(Collected data)
*** Block opens ***

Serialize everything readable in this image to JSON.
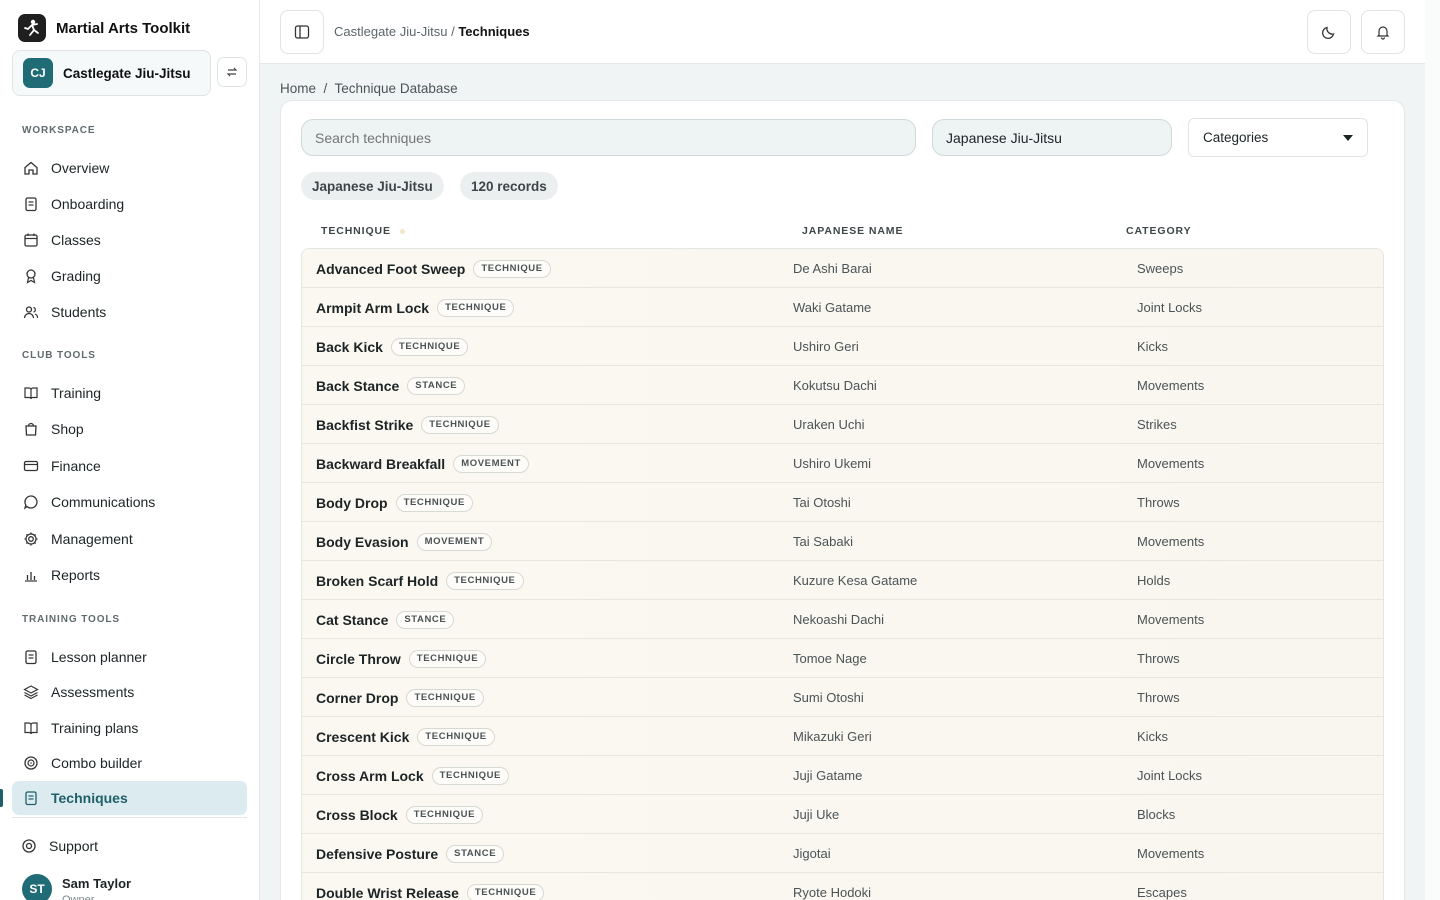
{
  "app": {
    "title": "Martial Arts Toolkit"
  },
  "club": {
    "initials": "CJ",
    "name": "Castlegate Jiu-Jitsu"
  },
  "sidebar": {
    "workspace_label": "WORKSPACE",
    "workspace": [
      {
        "label": "Overview",
        "icon": "home-icon"
      },
      {
        "label": "Onboarding",
        "icon": "clipboard-icon"
      },
      {
        "label": "Classes",
        "icon": "calendar-icon"
      },
      {
        "label": "Grading",
        "icon": "award-icon"
      },
      {
        "label": "Students",
        "icon": "users-icon"
      }
    ],
    "club_tools_label": "CLUB TOOLS",
    "club_tools": [
      {
        "label": "Training",
        "icon": "book-open-icon"
      },
      {
        "label": "Shop",
        "icon": "shopping-bag-icon"
      },
      {
        "label": "Finance",
        "icon": "credit-card-icon"
      },
      {
        "label": "Communications",
        "icon": "message-circle-icon"
      },
      {
        "label": "Management",
        "icon": "gear-icon"
      },
      {
        "label": "Reports",
        "icon": "bar-chart-icon"
      }
    ],
    "training_tools_label": "TRAINING TOOLS",
    "training_tools": [
      {
        "label": "Lesson planner",
        "icon": "clipboard-icon"
      },
      {
        "label": "Assessments",
        "icon": "layers-icon"
      },
      {
        "label": "Training plans",
        "icon": "book-open-icon"
      },
      {
        "label": "Combo builder",
        "icon": "target-icon"
      },
      {
        "label": "Techniques",
        "icon": "clipboard-icon",
        "active": true
      }
    ],
    "support_label": "Support"
  },
  "user": {
    "initials": "ST",
    "name": "Sam Taylor",
    "role": "Owner"
  },
  "topbar": {
    "crumb_club": "Castlegate Jiu-Jitsu",
    "crumb_sep": "/",
    "crumb_page": "Techniques"
  },
  "page": {
    "breadcrumb": "Home  /  Technique Database",
    "search_placeholder": "Search techniques",
    "style_value": "Japanese Jiu-Jitsu",
    "categories_label": "Categories",
    "chip_style": "Japanese Jiu-Jitsu",
    "chip_count": "120 records"
  },
  "table": {
    "columns": [
      "TECHNIQUE",
      "JAPANESE NAME",
      "CATEGORY"
    ],
    "rows": [
      {
        "name": "Advanced Foot Sweep",
        "type": "TECHNIQUE",
        "jp": "De Ashi Barai",
        "cat": "Sweeps"
      },
      {
        "name": "Armpit Arm Lock",
        "type": "TECHNIQUE",
        "jp": "Waki Gatame",
        "cat": "Joint Locks"
      },
      {
        "name": "Back Kick",
        "type": "TECHNIQUE",
        "jp": "Ushiro Geri",
        "cat": "Kicks"
      },
      {
        "name": "Back Stance",
        "type": "STANCE",
        "jp": "Kokutsu Dachi",
        "cat": "Movements"
      },
      {
        "name": "Backfist Strike",
        "type": "TECHNIQUE",
        "jp": "Uraken Uchi",
        "cat": "Strikes"
      },
      {
        "name": "Backward Breakfall",
        "type": "MOVEMENT",
        "jp": "Ushiro Ukemi",
        "cat": "Movements"
      },
      {
        "name": "Body Drop",
        "type": "TECHNIQUE",
        "jp": "Tai Otoshi",
        "cat": "Throws"
      },
      {
        "name": "Body Evasion",
        "type": "MOVEMENT",
        "jp": "Tai Sabaki",
        "cat": "Movements"
      },
      {
        "name": "Broken Scarf Hold",
        "type": "TECHNIQUE",
        "jp": "Kuzure Kesa Gatame",
        "cat": "Holds"
      },
      {
        "name": "Cat Stance",
        "type": "STANCE",
        "jp": "Nekoashi Dachi",
        "cat": "Movements"
      },
      {
        "name": "Circle Throw",
        "type": "TECHNIQUE",
        "jp": "Tomoe Nage",
        "cat": "Throws"
      },
      {
        "name": "Corner Drop",
        "type": "TECHNIQUE",
        "jp": "Sumi Otoshi",
        "cat": "Throws"
      },
      {
        "name": "Crescent Kick",
        "type": "TECHNIQUE",
        "jp": "Mikazuki Geri",
        "cat": "Kicks"
      },
      {
        "name": "Cross Arm Lock",
        "type": "TECHNIQUE",
        "jp": "Juji Gatame",
        "cat": "Joint Locks"
      },
      {
        "name": "Cross Block",
        "type": "TECHNIQUE",
        "jp": "Juji Uke",
        "cat": "Blocks"
      },
      {
        "name": "Defensive Posture",
        "type": "STANCE",
        "jp": "Jigotai",
        "cat": "Movements"
      },
      {
        "name": "Double Wrist Release",
        "type": "TECHNIQUE",
        "jp": "Ryote Hodoki",
        "cat": "Escapes"
      }
    ]
  },
  "colors": {
    "accent": "#1e5f6a",
    "active_bg": "#dcebef",
    "row_bg": "#fbf8f1"
  }
}
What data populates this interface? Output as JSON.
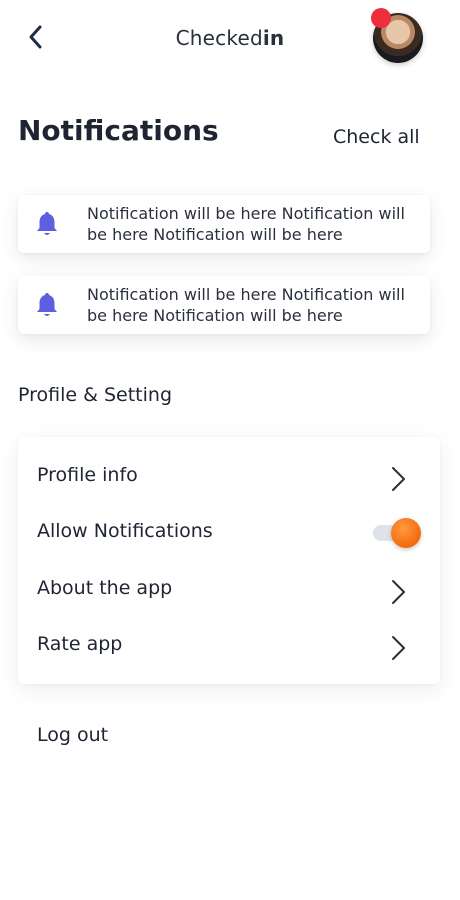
{
  "header": {
    "brand_regular": "Checked",
    "brand_bold": "in",
    "colors": {
      "notification_dot": "#ee2d3d"
    }
  },
  "notifications": {
    "title": "Notifications",
    "check_all": "Check all",
    "items": [
      {
        "text": "Notification will be here Notification will be here Notification will be here",
        "icon": "bell-icon"
      },
      {
        "text": "Notification will be here Notification will be here Notification will be here",
        "icon": "bell-icon"
      }
    ],
    "colors": {
      "bell": "#5b5fe0"
    }
  },
  "settings": {
    "title": "Profile & Setting",
    "items": [
      {
        "label": "Profile info",
        "control": "chevron-right-icon"
      },
      {
        "label": "Allow Notifications",
        "control": "toggle",
        "enabled": true
      },
      {
        "label": "About the app",
        "control": "chevron-right-icon"
      },
      {
        "label": "Rate app",
        "control": "chevron-right-icon"
      }
    ],
    "colors": {
      "toggle_on": "#f36a0d"
    }
  },
  "logout_label": "Log out"
}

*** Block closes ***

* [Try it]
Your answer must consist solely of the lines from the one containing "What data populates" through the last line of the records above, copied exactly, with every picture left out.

* [The completed task]
What data populates this interface? Output as JSON.
{
  "header": {
    "brand_regular": "Checked",
    "brand_bold": "in",
    "colors": {
      "notification_dot": "#ee2d3d"
    }
  },
  "notifications": {
    "title": "Notifications",
    "check_all": "Check all",
    "items": [
      {
        "text": "Notification will be here Notification will be here Notification will be here",
        "icon": "bell-icon"
      },
      {
        "text": "Notification will be here Notification will be here Notification will be here",
        "icon": "bell-icon"
      }
    ],
    "colors": {
      "bell": "#5b5fe0"
    }
  },
  "settings": {
    "title": "Profile & Setting",
    "items": [
      {
        "label": "Profile info",
        "control": "chevron-right-icon"
      },
      {
        "label": "Allow Notifications",
        "control": "toggle",
        "enabled": true
      },
      {
        "label": "About the app",
        "control": "chevron-right-icon"
      },
      {
        "label": "Rate app",
        "control": "chevron-right-icon"
      }
    ],
    "colors": {
      "toggle_on": "#f36a0d"
    }
  },
  "logout_label": "Log out"
}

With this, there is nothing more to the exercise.